The Number One Reason to Stop About Caring What People Think of You
By Thao Nguyen
One of the biggest goals in my life has been to be more comfortable with being myself and caring less about what people think of me. I’ve always wanted to be the kind of person who was just effortlessly myself without any anxiety about being judged. That kind of confidence is something I’ve seen in the people I admire most, and I’ve been really working hard to achieve it.
The main struggle with accomplishing this kind of self-assurance has been letting go of caring what people think of me. Everything I did in the public eye was carefully curated to make people think the best of me. I couldn’t understand how anyone could ever live in a way where others’ opinions didn’t matter. It was extremely frustrating feeling like I couldn’t be myself just because I cared too much about the assessments of both those I knew and those I didn’t. And up until very recently, this frustration was something I dealt with on the daily.
But amazingly, an argument I got into with a guy I barely knew changed my mindset completely.
I’m normally pretty reserved when I meet new people, tending to stay quiet and only piping up if I’ve got something witty to say. Of course, there’s an exception to everything, and I found my exception while talking to Bryant*. Bryant and I had hit it off pretty well at first, until he noticed I was wearing a rosary.

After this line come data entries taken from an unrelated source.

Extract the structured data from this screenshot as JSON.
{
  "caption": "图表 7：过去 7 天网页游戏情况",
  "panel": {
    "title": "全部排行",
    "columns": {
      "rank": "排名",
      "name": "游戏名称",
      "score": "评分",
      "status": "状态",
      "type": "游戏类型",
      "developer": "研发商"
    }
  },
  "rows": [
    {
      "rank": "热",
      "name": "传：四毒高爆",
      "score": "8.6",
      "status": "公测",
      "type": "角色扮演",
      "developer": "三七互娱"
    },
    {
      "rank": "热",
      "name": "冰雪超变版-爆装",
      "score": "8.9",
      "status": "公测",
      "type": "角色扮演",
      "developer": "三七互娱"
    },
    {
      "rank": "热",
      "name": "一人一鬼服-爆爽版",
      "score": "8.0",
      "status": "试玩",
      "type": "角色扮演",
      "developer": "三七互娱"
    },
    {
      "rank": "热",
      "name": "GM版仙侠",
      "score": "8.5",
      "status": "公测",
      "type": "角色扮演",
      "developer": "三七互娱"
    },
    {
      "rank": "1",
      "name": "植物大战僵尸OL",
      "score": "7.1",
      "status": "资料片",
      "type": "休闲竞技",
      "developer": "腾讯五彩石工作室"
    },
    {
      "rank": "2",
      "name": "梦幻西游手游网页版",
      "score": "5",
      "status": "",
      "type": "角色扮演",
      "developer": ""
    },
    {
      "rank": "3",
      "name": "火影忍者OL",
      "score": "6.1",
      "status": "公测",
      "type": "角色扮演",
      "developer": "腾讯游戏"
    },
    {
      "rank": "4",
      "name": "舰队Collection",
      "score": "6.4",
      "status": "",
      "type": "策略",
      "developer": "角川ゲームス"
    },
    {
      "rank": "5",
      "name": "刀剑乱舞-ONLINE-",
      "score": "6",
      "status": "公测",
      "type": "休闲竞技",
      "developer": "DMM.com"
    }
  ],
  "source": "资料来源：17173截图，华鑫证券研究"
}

He immediately stopped me in the middle of my sentence and said, “You know you’re really cute, but you should really question Catholicism.” He then went on a lengthy diatribe about how ignorant and bigoted it was of me to be Catholic. Everytime I tried to interject, he would talk over me and insist over and over again that I was dumb and ill-informed.
Under any other circumstance, I would’ve just walked away. However, my faith is one thing I will always defend. So I sat there and let him finish his rant, before I calmly refuted every point he made. But my arguments fell on closed ears, and he just started yelling again. I realized that nothing I said was going to change his opinion of me or Catholicism.But even more revelatory was that I didn’t care what he thought of me because his opinion of me doesn’t change who I am. That’s right.
A person’s opinion of you doesn’t define or change who you are.
Just because Bryant thought i was ignorant, doesn’t mean I’m ignorant. I understood then that I know who I am, and that’s really all that matters. People can have as many opinions about me as they want but their opinions don’t define my character. My own actions and words define my character. And this isn’t just limited to the thoughts of strangers or people I’m barely acquainted with. It applies to everyone.Even if the people who know and care about me the most think I’m annoying, dumb, or obnoxious, it doesn’t automatically make me annoying, dumb, or obnoxious.
Now don’t get me wrong. This doesn’t mean that people will always be wrong about you. The point is, for example, that if you’re a kind person, but someone thinks you’re mean, does not make you mean. The important things here are to know who you are, to continue to be who you are, and to carry on with conviction when others can’t see what you see in yourself. Continue to be the person you know yourself to be, and eventually the people who matter will see the same person you see.
*Editor's note: names have been changed for confidentiality.